• **PROMPT**
When you repeat the records, keep every word exact and drop each picture.

THE INPUT: Begin

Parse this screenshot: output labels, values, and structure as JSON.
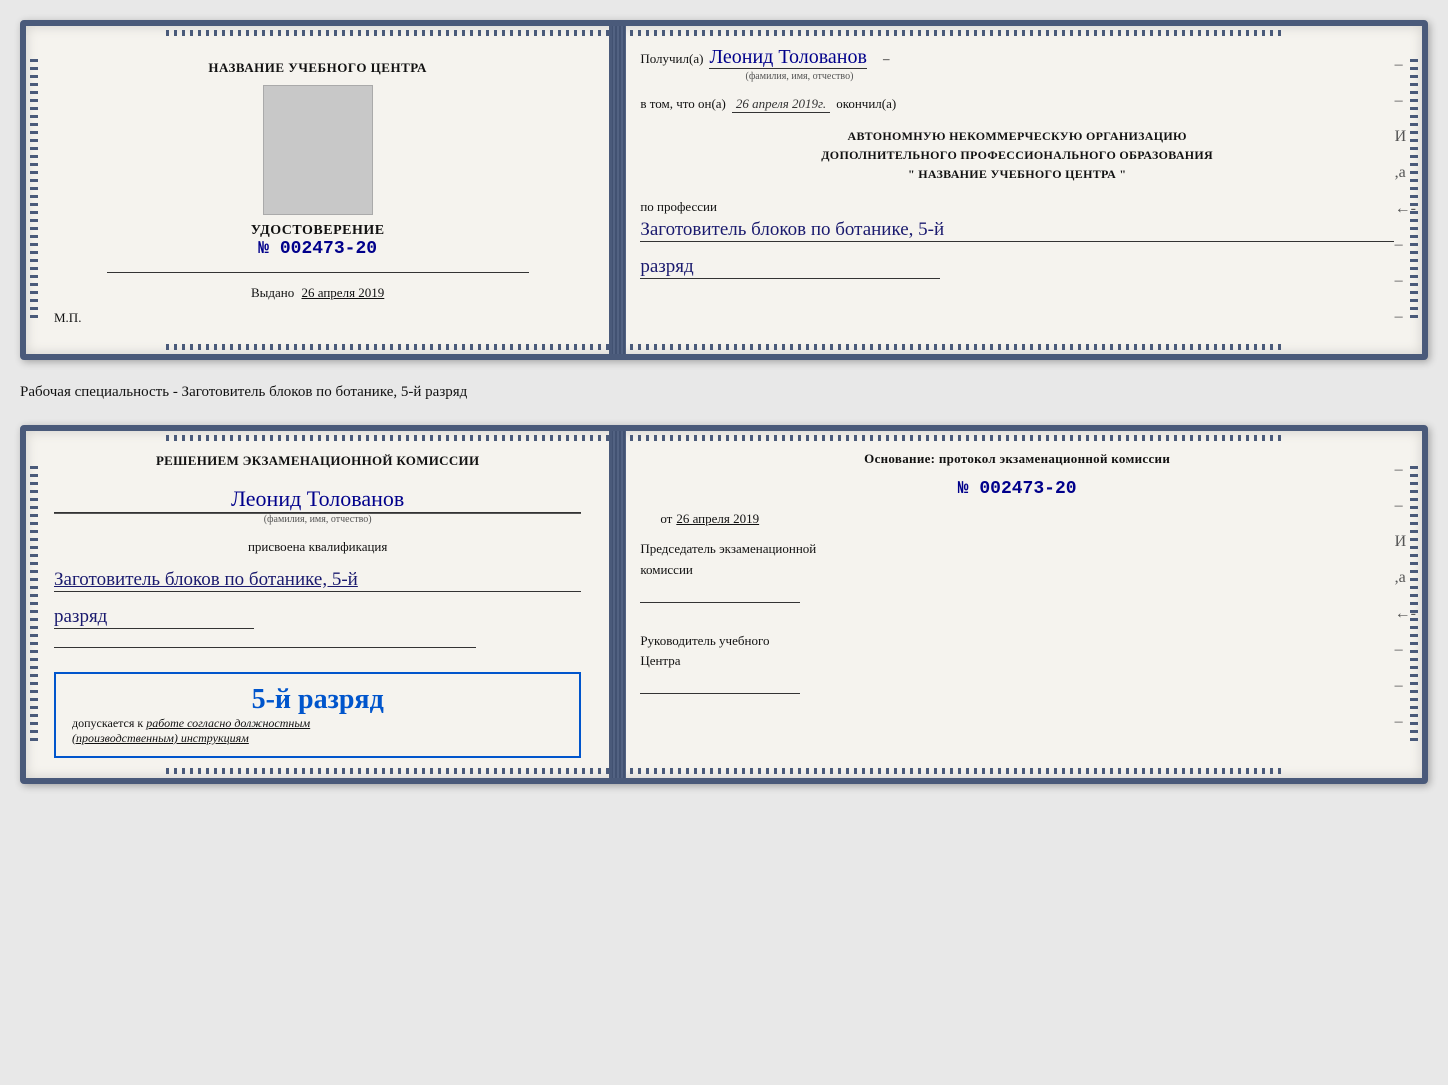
{
  "doc1": {
    "left": {
      "center_name": "НАЗВАНИЕ УЧЕБНОГО ЦЕНТРА",
      "udostoverenie_title": "УДОСТОВЕРЕНИЕ",
      "number_prefix": "№",
      "number": "002473-20",
      "vydano_label": "Выдано",
      "vydano_date": "26 апреля 2019",
      "mp_label": "М.П."
    },
    "right": {
      "recipient_label": "Получил(а)",
      "recipient_name": "Леонид Толованов",
      "fio_hint": "(фамилия, имя, отчество)",
      "vtom_label": "в том, что он(а)",
      "vtom_date": "26 апреля 2019г.",
      "okonchil": "окончил(а)",
      "org_line1": "АВТОНОМНУЮ НЕКОММЕРЧЕСКУЮ ОРГАНИЗАЦИЮ",
      "org_line2": "ДОПОЛНИТЕЛЬНОГО ПРОФЕССИОНАЛЬНОГО ОБРАЗОВАНИЯ",
      "org_name_prefix": "\"",
      "org_name": "НАЗВАНИЕ УЧЕБНОГО ЦЕНТРА",
      "org_name_suffix": "\"",
      "prof_label": "по профессии",
      "prof_name": "Заготовитель блоков по ботанике, 5-й",
      "razryad": "разряд"
    }
  },
  "specialty_label": "Рабочая специальность - Заготовитель блоков по ботанике, 5-й разряд",
  "doc2": {
    "left": {
      "resheniem_label": "Решением экзаменационной комиссии",
      "name": "Леонид Толованов",
      "fio_hint": "(фамилия, имя, отчество)",
      "prisvoena_label": "присвоена квалификация",
      "kvalif_name": "Заготовитель блоков по ботанике, 5-й",
      "razryad": "разряд",
      "stamp_razryad": "5-й разряд",
      "dopusk_prefix": "допускается к",
      "dopusk_italic": "работе согласно должностным",
      "dopusk_italic2": "(производственным) инструкциям"
    },
    "right": {
      "osnovanie_label": "Основание: протокол экзаменационной комиссии",
      "number_prefix": "№",
      "number": "002473-20",
      "ot_label": "от",
      "ot_date": "26 апреля 2019",
      "predsedatel_line1": "Председатель экзаменационной",
      "predsedatel_line2": "комиссии",
      "rukovoditel_line1": "Руководитель учебного",
      "rukovoditel_line2": "Центра"
    }
  }
}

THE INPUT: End

• **SOLUTION TO THE PROBLEM**
Parse this screenshot: output labels, values, and structure as JSON.
{
  "doc1": {
    "left": {
      "center_name": "НАЗВАНИЕ УЧЕБНОГО ЦЕНТРА",
      "udostoverenie_title": "УДОСТОВЕРЕНИЕ",
      "number_prefix": "№",
      "number": "002473-20",
      "vydano_label": "Выдано",
      "vydano_date": "26 апреля 2019",
      "mp_label": "М.П."
    },
    "right": {
      "recipient_label": "Получил(а)",
      "recipient_name": "Леонид Толованов",
      "fio_hint": "(фамилия, имя, отчество)",
      "vtom_label": "в том, что он(а)",
      "vtom_date": "26 апреля 2019г.",
      "okonchil": "окончил(а)",
      "org_line1": "АВТОНОМНУЮ НЕКОММЕРЧЕСКУЮ ОРГАНИЗАЦИЮ",
      "org_line2": "ДОПОЛНИТЕЛЬНОГО ПРОФЕССИОНАЛЬНОГО ОБРАЗОВАНИЯ",
      "org_name_prefix": "\"",
      "org_name": "НАЗВАНИЕ УЧЕБНОГО ЦЕНТРА",
      "org_name_suffix": "\"",
      "prof_label": "по профессии",
      "prof_name": "Заготовитель блоков по ботанике, 5-й",
      "razryad": "разряд"
    }
  },
  "specialty_label": "Рабочая специальность - Заготовитель блоков по ботанике, 5-й разряд",
  "doc2": {
    "left": {
      "resheniem_label": "Решением экзаменационной комиссии",
      "name": "Леонид Толованов",
      "fio_hint": "(фамилия, имя, отчество)",
      "prisvoena_label": "присвоена квалификация",
      "kvalif_name": "Заготовитель блоков по ботанике, 5-й",
      "razryad": "разряд",
      "stamp_razryad": "5-й разряд",
      "dopusk_prefix": "допускается к",
      "dopusk_italic": "работе согласно должностным",
      "dopusk_italic2": "(производственным) инструкциям"
    },
    "right": {
      "osnovanie_label": "Основание: протокол экзаменационной комиссии",
      "number_prefix": "№",
      "number": "002473-20",
      "ot_label": "от",
      "ot_date": "26 апреля 2019",
      "predsedatel_line1": "Председатель экзаменационной",
      "predsedatel_line2": "комиссии",
      "rukovoditel_line1": "Руководитель учебного",
      "rukovoditel_line2": "Центра"
    }
  }
}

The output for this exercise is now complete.